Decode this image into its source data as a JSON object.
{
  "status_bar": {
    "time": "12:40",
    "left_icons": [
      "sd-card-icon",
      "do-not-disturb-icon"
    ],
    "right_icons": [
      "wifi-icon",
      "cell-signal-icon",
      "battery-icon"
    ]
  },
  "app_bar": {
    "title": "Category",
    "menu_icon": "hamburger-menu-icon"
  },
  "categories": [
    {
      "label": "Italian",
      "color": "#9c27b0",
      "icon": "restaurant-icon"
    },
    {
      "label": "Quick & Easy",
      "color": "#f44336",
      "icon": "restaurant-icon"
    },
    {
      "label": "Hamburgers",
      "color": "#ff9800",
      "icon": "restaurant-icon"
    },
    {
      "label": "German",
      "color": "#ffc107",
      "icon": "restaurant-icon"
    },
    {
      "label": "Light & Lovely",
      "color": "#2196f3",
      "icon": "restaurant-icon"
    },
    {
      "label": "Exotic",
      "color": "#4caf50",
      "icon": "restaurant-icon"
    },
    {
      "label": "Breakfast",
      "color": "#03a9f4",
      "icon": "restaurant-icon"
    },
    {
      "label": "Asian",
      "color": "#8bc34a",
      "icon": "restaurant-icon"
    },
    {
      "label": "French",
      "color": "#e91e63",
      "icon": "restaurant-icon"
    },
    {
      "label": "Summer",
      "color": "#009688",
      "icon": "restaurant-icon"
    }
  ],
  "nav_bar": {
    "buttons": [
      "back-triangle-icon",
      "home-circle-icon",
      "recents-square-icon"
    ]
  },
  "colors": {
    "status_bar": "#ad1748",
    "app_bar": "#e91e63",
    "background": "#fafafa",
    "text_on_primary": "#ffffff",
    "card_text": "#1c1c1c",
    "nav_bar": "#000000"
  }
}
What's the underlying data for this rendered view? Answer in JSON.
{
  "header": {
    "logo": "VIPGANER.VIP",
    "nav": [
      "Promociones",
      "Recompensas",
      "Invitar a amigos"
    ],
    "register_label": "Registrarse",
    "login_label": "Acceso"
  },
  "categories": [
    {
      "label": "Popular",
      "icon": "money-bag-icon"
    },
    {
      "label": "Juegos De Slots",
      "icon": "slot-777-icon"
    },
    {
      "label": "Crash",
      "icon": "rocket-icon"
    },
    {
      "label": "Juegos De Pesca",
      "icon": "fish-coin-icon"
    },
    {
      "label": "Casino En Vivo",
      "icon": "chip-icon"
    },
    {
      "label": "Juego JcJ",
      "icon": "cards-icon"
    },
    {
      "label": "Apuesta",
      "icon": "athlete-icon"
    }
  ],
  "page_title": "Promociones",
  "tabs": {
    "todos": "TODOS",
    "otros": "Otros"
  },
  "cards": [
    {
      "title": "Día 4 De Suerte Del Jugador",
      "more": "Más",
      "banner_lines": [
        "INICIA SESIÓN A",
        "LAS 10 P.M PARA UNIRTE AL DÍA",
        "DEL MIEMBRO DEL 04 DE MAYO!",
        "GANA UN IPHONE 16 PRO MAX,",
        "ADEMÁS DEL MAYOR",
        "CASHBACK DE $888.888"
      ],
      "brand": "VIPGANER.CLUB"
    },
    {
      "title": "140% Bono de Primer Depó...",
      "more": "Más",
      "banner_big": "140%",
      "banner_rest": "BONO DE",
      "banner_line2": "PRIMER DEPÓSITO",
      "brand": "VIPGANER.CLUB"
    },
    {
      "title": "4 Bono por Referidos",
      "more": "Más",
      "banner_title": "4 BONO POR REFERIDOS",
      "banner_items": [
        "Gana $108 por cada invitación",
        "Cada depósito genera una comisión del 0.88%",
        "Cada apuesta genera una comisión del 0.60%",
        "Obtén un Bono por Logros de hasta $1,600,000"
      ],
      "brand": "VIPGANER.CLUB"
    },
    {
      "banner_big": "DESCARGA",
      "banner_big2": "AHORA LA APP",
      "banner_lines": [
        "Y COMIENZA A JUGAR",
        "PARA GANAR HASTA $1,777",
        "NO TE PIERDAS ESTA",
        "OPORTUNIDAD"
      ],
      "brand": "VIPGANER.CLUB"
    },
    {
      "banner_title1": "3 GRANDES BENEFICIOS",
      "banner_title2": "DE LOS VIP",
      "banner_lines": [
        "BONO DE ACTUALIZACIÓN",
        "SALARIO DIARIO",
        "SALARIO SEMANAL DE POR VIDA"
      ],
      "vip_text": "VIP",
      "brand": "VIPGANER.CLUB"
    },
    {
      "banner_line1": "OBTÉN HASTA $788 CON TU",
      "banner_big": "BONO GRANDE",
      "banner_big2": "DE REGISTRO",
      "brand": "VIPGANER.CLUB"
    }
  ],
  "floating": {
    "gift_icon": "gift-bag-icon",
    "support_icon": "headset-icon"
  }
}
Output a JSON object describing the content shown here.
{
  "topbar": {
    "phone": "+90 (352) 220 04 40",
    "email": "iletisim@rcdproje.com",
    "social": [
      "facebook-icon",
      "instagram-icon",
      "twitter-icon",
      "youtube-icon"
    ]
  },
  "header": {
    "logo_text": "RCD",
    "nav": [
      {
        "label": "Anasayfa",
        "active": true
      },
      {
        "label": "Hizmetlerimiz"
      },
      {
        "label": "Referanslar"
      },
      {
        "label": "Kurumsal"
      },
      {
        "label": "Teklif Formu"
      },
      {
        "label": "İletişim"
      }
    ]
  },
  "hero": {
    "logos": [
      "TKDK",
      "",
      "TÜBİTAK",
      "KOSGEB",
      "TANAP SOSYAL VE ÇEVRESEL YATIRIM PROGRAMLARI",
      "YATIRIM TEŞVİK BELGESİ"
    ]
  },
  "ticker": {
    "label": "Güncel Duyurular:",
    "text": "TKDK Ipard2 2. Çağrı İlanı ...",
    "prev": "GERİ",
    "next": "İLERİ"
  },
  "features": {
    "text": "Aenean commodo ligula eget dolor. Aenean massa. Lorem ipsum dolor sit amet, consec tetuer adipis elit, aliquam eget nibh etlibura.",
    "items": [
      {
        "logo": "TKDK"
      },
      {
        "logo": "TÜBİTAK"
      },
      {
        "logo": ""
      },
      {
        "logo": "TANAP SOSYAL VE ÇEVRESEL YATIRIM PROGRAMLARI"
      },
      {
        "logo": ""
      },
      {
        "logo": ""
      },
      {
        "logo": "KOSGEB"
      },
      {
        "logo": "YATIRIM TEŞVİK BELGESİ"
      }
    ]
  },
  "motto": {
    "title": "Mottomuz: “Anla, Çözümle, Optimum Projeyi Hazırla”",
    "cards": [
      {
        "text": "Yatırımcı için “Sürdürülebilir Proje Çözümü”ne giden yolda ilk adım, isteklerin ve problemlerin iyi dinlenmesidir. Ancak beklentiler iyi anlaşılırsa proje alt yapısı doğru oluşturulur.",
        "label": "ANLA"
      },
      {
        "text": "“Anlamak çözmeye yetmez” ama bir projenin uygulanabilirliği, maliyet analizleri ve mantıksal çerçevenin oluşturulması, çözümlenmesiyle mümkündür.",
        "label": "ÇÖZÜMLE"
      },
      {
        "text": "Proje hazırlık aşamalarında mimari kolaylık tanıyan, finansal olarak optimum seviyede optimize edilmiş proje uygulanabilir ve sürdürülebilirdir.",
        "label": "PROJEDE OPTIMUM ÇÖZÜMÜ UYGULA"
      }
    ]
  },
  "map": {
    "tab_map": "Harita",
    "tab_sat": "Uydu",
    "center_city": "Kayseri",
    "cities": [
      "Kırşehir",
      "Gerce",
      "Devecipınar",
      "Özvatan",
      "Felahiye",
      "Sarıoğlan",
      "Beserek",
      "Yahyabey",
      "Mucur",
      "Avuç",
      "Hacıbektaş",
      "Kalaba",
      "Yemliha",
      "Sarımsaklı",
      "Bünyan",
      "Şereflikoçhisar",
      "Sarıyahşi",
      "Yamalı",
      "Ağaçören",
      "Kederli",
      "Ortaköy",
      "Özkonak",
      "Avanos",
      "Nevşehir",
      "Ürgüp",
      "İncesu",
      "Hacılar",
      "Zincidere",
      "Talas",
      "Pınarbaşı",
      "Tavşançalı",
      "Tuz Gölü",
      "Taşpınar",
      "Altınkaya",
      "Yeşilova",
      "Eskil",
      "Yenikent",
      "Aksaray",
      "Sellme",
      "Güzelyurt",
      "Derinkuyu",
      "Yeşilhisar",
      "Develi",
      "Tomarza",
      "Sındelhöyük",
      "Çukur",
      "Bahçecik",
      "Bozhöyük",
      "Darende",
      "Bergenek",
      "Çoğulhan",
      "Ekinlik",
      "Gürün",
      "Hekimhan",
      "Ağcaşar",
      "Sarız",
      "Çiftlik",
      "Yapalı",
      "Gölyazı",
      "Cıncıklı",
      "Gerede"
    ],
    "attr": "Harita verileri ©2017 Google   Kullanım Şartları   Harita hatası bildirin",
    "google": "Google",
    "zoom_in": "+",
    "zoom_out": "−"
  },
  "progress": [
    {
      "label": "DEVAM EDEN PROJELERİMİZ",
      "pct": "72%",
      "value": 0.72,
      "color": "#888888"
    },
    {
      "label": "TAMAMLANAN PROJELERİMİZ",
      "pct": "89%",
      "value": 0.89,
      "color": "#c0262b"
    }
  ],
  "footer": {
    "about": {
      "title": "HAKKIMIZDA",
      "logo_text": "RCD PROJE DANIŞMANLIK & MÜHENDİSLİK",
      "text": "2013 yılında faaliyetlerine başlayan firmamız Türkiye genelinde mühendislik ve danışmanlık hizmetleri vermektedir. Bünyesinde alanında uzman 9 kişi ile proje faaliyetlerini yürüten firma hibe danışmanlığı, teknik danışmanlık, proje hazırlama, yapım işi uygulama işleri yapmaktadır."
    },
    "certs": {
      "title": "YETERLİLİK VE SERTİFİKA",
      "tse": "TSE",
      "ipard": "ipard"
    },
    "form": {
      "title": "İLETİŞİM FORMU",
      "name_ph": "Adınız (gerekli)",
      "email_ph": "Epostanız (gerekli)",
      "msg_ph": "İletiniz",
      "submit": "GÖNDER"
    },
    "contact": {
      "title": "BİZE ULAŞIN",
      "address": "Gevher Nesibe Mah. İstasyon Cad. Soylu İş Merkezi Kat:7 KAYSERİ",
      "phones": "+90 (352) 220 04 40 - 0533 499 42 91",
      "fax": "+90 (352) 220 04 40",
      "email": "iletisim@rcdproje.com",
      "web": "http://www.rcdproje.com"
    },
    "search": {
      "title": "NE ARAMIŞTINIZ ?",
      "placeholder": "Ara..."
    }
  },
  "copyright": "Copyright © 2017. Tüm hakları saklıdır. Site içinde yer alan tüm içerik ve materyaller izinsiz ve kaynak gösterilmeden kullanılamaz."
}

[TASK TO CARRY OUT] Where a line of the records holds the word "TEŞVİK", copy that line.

[EXERCISE RESULT]
      "YATIRIM TEŞVİK BELGESİ"
        "logo": "YATIRIM TEŞVİK BELGESİ"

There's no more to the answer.